- I feel comfortable being a helper, assisting others to do their job more effectively.
- I do whatever I can to make people feel that they belong.
- I am honored when someone asks me to pray for them.
- I discover important biblical truths when reading or studying scripture which benefit others in the body of Christ.
- I am able to cast a vision that others want to be a part of.
- I enjoy bringing hope and joy to people living in difficult circumstances.
- I will speak God’s truth, even in places where it is unpopular or difficult for others to accept.
- I can gently restore wandering believers to faith and fellowship.
- I can present information and skills to others at a level that makes it easy for them to grasp and apply to their lives.
- I can apply scriptural truth that others regard as practical and helpful.

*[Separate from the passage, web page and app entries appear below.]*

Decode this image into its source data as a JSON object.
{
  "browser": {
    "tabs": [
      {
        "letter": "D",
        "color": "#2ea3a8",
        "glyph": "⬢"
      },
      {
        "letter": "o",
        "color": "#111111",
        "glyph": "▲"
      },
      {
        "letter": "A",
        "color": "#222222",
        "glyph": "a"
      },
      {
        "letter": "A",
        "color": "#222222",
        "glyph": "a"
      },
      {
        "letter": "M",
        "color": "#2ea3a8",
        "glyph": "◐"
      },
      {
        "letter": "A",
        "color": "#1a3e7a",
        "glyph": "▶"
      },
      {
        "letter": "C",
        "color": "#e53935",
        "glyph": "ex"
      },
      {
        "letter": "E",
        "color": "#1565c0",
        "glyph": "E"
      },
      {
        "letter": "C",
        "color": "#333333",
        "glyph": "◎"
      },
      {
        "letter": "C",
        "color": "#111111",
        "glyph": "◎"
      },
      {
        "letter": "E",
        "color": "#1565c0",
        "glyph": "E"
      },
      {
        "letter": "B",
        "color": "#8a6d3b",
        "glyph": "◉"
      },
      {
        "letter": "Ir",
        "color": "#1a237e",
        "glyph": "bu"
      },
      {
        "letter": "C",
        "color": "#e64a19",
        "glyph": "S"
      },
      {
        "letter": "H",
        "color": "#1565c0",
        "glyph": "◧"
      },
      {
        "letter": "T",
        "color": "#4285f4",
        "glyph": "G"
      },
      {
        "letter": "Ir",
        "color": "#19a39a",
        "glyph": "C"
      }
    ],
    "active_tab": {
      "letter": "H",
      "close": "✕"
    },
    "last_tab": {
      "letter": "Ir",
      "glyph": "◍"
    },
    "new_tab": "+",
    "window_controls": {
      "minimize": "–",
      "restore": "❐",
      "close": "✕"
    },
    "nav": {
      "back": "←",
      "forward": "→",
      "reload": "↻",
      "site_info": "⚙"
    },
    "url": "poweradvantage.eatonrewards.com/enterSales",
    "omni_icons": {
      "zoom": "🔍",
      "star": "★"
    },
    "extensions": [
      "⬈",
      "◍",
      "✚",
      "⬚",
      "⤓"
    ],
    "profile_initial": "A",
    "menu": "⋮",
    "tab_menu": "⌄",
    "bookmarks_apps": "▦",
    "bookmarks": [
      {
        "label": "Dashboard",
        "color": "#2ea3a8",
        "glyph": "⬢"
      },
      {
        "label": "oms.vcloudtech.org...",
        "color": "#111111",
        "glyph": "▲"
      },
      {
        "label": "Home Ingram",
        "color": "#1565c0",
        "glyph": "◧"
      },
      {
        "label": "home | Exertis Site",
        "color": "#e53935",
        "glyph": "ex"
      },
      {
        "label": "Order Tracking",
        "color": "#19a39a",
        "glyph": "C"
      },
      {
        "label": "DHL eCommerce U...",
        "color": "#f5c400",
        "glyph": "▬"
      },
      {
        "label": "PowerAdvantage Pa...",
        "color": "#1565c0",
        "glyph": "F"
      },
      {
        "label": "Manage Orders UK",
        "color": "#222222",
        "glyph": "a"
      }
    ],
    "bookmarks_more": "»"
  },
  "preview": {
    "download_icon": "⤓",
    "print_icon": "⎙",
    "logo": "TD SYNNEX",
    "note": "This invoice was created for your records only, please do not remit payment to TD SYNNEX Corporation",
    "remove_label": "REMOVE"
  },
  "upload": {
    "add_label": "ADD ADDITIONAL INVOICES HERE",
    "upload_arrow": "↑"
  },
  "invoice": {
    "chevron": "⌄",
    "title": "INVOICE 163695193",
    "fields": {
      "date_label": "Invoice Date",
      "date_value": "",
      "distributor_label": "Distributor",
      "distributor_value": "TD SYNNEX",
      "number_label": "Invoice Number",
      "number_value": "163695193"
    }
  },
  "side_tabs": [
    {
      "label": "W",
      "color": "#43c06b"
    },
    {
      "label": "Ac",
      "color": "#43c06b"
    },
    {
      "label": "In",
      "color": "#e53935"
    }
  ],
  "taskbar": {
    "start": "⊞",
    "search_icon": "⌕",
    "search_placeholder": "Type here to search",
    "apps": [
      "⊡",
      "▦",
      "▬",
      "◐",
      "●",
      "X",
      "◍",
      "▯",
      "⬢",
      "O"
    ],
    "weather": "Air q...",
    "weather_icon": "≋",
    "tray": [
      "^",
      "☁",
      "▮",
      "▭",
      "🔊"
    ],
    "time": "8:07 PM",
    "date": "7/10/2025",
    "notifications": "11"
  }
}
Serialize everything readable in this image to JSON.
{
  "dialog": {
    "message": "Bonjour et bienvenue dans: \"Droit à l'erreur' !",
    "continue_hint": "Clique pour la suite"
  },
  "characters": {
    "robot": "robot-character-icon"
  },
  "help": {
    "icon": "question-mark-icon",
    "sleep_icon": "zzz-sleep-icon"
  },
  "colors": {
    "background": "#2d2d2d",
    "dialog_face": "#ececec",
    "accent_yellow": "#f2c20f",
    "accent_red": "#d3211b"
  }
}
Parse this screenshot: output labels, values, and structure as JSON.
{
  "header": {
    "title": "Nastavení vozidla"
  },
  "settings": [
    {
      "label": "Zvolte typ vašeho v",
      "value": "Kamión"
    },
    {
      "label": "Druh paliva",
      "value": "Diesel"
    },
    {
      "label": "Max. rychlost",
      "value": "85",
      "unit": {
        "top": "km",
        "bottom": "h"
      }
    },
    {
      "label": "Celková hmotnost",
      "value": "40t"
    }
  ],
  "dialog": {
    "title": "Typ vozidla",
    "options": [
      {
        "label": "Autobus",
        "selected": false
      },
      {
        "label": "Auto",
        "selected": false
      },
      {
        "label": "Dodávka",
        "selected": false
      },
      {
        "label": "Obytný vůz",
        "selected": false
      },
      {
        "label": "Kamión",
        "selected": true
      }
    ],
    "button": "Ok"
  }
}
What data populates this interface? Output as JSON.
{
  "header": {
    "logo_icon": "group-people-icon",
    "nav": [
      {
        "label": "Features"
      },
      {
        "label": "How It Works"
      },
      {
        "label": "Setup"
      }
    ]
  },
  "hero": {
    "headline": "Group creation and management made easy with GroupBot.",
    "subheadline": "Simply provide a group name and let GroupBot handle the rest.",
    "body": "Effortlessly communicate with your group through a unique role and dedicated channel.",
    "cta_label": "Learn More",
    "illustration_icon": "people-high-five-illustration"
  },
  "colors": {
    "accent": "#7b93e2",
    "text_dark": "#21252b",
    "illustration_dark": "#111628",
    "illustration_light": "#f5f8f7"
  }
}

- I can visualize a coming event, anticipate potential problems, and develop back-up plans.
- I am able to orchestrate or oversee several church ministries.
- I am able to design and construct things that help the church.
- I regularly need to get alone to reflect and develop my imagination.
- I can sense when demonic forces are at work in a person or situation.
- I am able to challenge or rebuke others in order to foster spiritual growth.
- I seek opportunities to talk about spiritual matters with unbelievers.
- I can move forward in spite of opposition or lack of support when I sense God’s blessing on an undertaking.
- I believe I have been given an abundance of resources so that I may give more to the Lord’s work.
- I readily and happily use my natural or learned skills to help wherever needed.
- I can make people feel at ease even in unfamiliar surroundings.
- I often see specific results in direct response to my prayers.
- I confidently share my knowledge and insights with others.
- I figure out where we need to go and help others to get there.
- I enjoy doing practical things for others who are in need.
- I feel compelled to expose sin wherever I see it and to challenge people to repentance.
- I enjoy patiently but firmly nurturing others in their development as believers.
- I enjoy explaining things to people so that they can grow spiritually and personally.
- I have insights into how to solve problems that others do not see.